13 JAN 2014
Haiti Earthquake Four Years On
Owning the future: Haitians take the lead in reconstruction
Four years after the tragic earthquake, Haitian national institutions, civil society, communities and citizens are leading reconstruction and development in the country.
Four years have passed since the tragic earthquake that killed over 200,000 people and left Haiti in one of the worst crises of recent times. Although much remains to be done, international aid agency Oxfam acknowledges that there have been positive strides toward reconstruction and development. While recognising the Haitian state’s efforts in taking a leading role, Oxfam highlights the need for inclusive processes that ensure the participation of Haitian civil society organisations, communities and citizens.

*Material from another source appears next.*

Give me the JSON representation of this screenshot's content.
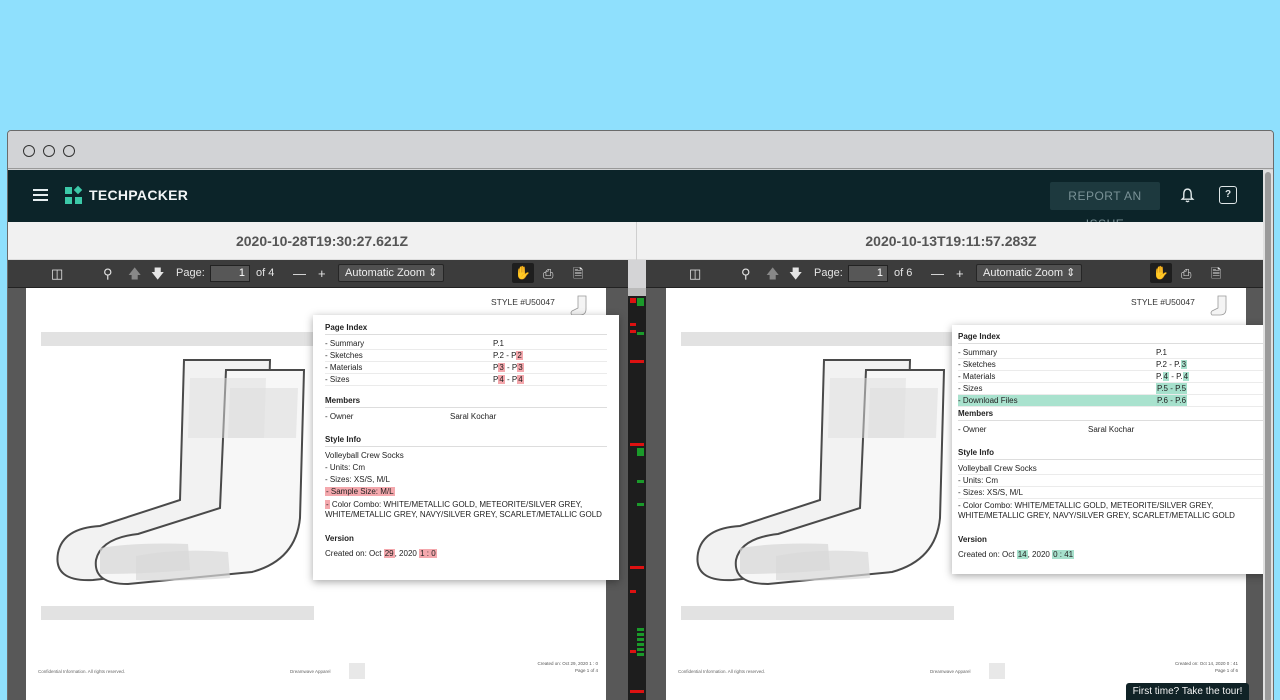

Today, 89 per cent of the displaced population no longer lives in camps. Yet 172,000 people remain in tents, with limited access to essential services like water and sanitation. If return, resettlement and local integration solutions are not intensified this year, a large number of people risk continued displacement and will remain vulnerable to shocks.
The government has designed a housing policy with a mechanism to discuss housing issues with stakeholders. Despite advancements, the number of permanent housing units built remains very low and housing provisions are insufficient. Investments in neighbourhoods need to increase. Oxfam urges it to ensure the participation of communities, civil society organisations, and other state institutions in the established coordination mechanisms.
“This fourth commemoration reminds us of the importance of reconstruction efforts,” said Oxfam Associate Country Director Yolette Etienne. “We recognise that there have been positive efforts on behalf of the government in producing clear guidelines and regulations regarding reconstruction. These, however, need to be enforced and followed strictly if we wish to witness Haitian men and women exercising their right to a safe and secure home, as well as their right to education, food and life.”
Housing is not the only pressing issue. In 2012 half of the world’s suspected cholera cases occurred in Haiti. Between January and December 2013, 57,377 suspected cases of cholera and 582 deaths were recorded, and 45,000 new cases are expected for 2014.
In spite of this, the cholera caseload has dropped by over 50 per cent since 2010. This is the result of persistent work by organisations like Oxfam, which have collaborated with the Ministry of Health, the water authority, civil society organisations, and communities to set up technical structures, processes and infrastructure to reduce the spread of the disease. Today, Haitians lead, own and improve these structures and processes themselves.
Oxfam urges the Haitian state to continue developing decentralised governance structures to create an environment and political momentum which promote the engagement of women and young people in national institutions and processes.